    IF you have a cross domain issue, Silverlight will look for the policy file at http://localhost:3927 - the root of the domain.


    As mentioned, if you're hosting on IIS (or any web server), you need to place the file in the physical folder that represents the virtual directory "http://localhost:3927".

    If you are self-hosting the web app (unlikely since I'm guessing your *.Web project is an ASP.NET app), you can provide the policy file via a web service.  For example:  Enabling cross-domain calls for Silverlight apps on self-hosted web services

     

     

     

    Friday, January 8, 2010 4:31 PM
  • Hi mothilal,

    Do you have a need for the clientaccesspolicy.xml file?  Are you planning to separate the service and the web page hosting your Silverlight app at some future deployment?

    Generally, the SilverlightApp is built and hosted on a web page in the SilverlightApp.Web site.  If you are hosting your service at SilverlightApp.Web, which I'm assuming since you're placing the clientaccesspolicy.xml file there, the Silverlight app will consider that to be a site of origin call and won't check for a clientaccesspolicy file.

     

    Friday, January 8, 2010 5:25 PM

All replies

  • Cross Domain error will not prompt on VS Developer Server

    If it is in case on IIS, you have to put the clientaccesspolicy on the root

    btw, remember to set the endpoint address of the service correctly

    Friday, January 8, 2010 4:19 AM
  •  

     

    The policy file should not be "inside the SilverlightApp.Web".

    IF you have a cross domain issue, Silverlight will look for the policy file at http://localhost:3927 - the root of the domain.

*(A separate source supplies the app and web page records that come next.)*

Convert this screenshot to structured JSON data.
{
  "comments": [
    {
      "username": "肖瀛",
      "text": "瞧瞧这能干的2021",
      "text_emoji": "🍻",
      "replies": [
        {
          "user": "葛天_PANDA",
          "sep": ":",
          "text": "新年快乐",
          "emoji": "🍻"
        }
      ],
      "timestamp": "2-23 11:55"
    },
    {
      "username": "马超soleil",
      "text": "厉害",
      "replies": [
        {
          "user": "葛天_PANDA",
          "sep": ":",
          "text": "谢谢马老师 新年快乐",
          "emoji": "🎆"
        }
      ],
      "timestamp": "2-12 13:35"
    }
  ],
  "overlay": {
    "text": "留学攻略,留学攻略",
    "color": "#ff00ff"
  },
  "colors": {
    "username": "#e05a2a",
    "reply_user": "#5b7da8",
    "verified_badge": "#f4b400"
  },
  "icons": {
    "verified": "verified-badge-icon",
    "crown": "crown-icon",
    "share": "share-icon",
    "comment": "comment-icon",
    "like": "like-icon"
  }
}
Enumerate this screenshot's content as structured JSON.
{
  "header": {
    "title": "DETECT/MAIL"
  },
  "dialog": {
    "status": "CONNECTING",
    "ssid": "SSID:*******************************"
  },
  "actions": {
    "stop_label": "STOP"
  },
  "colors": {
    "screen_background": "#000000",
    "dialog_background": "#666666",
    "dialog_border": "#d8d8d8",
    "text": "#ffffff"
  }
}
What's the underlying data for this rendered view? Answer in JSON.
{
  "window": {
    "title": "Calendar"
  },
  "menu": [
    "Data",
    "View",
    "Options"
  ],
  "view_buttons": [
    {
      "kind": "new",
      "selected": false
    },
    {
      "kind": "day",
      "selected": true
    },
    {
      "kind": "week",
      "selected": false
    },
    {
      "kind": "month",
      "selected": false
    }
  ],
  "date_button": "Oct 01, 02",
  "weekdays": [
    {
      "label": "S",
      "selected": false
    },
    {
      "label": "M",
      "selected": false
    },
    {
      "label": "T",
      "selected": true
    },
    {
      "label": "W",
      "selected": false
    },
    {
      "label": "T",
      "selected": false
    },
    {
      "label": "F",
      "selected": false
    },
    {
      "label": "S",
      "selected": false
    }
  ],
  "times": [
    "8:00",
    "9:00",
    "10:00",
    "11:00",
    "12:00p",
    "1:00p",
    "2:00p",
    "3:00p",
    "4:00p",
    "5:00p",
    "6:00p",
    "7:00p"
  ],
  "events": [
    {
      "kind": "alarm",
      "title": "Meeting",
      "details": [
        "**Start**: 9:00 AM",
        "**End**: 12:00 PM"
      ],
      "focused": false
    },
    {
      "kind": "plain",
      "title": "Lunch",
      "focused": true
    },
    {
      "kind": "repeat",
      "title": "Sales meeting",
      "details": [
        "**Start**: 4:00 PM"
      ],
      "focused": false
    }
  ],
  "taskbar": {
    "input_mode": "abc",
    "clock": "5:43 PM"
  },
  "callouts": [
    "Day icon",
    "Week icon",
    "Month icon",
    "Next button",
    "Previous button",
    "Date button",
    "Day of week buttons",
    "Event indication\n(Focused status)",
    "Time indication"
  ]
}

    As mentioned, if you're hosting on IIS (or any web server), you need to place the file in the physical folder that represents the virtual directory "http://localhost:3927".

    If you are self-hosting the web app (unlikely since I'm guessing your *.Web project is an ASP.NET app), you can provide the policy file via a web service.  For example:  Enabling cross-domain calls for Silverlight apps on self-hosted web services

     

     

     

    Friday, January 8, 2010 4:31 PM
  • Hi mothilal,

    Do you have a need for the clientaccesspolicy.xml file?  Are you planning to separate the service and the web page hosting your Silverlight app at some future deployment?

    Generally, the SilverlightApp is built and hosted on a web page in the SilverlightApp.Web site.  If you are hosting your service at SilverlightApp.Web, which I'm assuming since you're placing the clientaccesspolicy.xml file there, the Silverlight app will consider that to be a site of origin call and won't check for a clientaccesspolicy file.

     

    Friday, January 8, 2010 5:25 PM